  movl %eax, %edx               # n = 1
  syscall
  ret

This prints the 1-byte buffer at %rdi. To convert ring values to characters I add the value of &#8216;0&#8217;, same as in the C code. Printing a tower involves calling a loop with print_one pointing to a ring and then print_one pointing to a space. After the loop I call print_one with it pointing to a newline. The same trick of checking if there is an even or odd number of rings is needed in the print_all method, and I do that by checking the value in %(rbp) which is the same as when the program started.

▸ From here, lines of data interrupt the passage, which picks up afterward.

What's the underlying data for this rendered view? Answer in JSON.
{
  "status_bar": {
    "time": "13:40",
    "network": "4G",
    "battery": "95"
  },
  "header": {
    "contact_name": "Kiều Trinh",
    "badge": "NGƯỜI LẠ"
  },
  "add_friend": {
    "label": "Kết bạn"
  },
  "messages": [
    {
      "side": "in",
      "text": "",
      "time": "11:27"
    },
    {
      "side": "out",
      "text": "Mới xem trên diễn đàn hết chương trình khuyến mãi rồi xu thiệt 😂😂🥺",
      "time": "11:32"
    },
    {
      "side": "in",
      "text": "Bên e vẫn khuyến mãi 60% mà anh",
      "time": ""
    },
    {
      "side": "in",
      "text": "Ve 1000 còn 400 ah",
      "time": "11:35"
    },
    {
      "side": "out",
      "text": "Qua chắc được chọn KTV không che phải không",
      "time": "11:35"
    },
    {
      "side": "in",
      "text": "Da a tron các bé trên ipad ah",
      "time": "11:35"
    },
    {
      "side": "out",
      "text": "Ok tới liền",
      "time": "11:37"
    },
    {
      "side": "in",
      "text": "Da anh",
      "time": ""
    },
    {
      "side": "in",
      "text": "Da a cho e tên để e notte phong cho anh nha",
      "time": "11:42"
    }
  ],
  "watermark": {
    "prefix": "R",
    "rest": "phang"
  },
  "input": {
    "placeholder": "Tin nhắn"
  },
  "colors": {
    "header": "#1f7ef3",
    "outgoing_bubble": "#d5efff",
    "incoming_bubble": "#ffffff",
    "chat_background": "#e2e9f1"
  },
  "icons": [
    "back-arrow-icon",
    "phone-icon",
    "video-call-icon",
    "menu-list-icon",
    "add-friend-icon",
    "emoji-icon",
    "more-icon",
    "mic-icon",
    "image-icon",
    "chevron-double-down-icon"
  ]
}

Learnings

GDB Stuff

It actually took me quite a while to get the tower initialization and printing code up, which is the first code that I wrote. Since I didn’t have the printing code working the only recourse I had for debugging was using GDB. I ended up staying in GDB for pretty much the whole writing/debugging process and learned a few things.

The first piece of advice I have is to use the layout regs mode in GDB when debugging assembly. It makes it really easy to singe-step and figure out what’s changing when. I made a few early mistakes with misunderstanding which registers would be clobbered in a few situations, and the layout regs mode made it possible to solve this problem.

Another thing I found useful with GDB is inserting function labels at various places. You can put a function label “inside” another function and the code will fall through when calling the original function. This makes getting break points at specific parts of assembly routines really easy: insert a label with any name, and then set up a GDB break point at that label. The only downside I found to this is that it makes disassembly a bit strange, since if you disassemble the original function the disassembly output stops at the label you created.

I got to use the reverse debugging mode in GDB for the first time while writing this, to debug a segfault. The idea is that you record at some point before your program crashes. Then you can use reverse-stepi and reverse-stepn to backtrack from where the segfault happens. My segfault ended up being due to a misadjusted stack pointer when executing a ret instruction.

Code Lessons

I kind of made up my own calling convention as I wrote the program. It’s similar to the regular x86 C calling convention but in some situations I decided to clobber extra registers when I knew the callers didn’t need them. That works for a program that’s really small like this, but it’s not ideal. And it won’t work at all if you need regular C interop.

In retrospect the program would almost certainly have been simpler had I just followed the C calling convention exactly.

I also neglected to use frame pointers, and I think that would have also made debugging simpler. Certainly the GDB output would have been more understandable.

I found the 32-bit/64-bit stuff really difficult to get right. A number of times I made mistakes where I used 64-bit values in 32-bit contexts and ran into problems. I still don’t fully understand the rules on when I can use the 32-bit forms and when I have to use the 64-bit forms. This is something I need to come back to.

Next Steps

I plan to compare the code that GCC generated at optimizations levels -O0 and -O2 to my own code to see where I could improve. My initial thoughts are “probably everywhere” since even as I was writing this code I recognized a bunch of areas where I was doing redundant loads. I’m also going to start thinking of another program to do in x86, hopefully something more complicated with more memory management.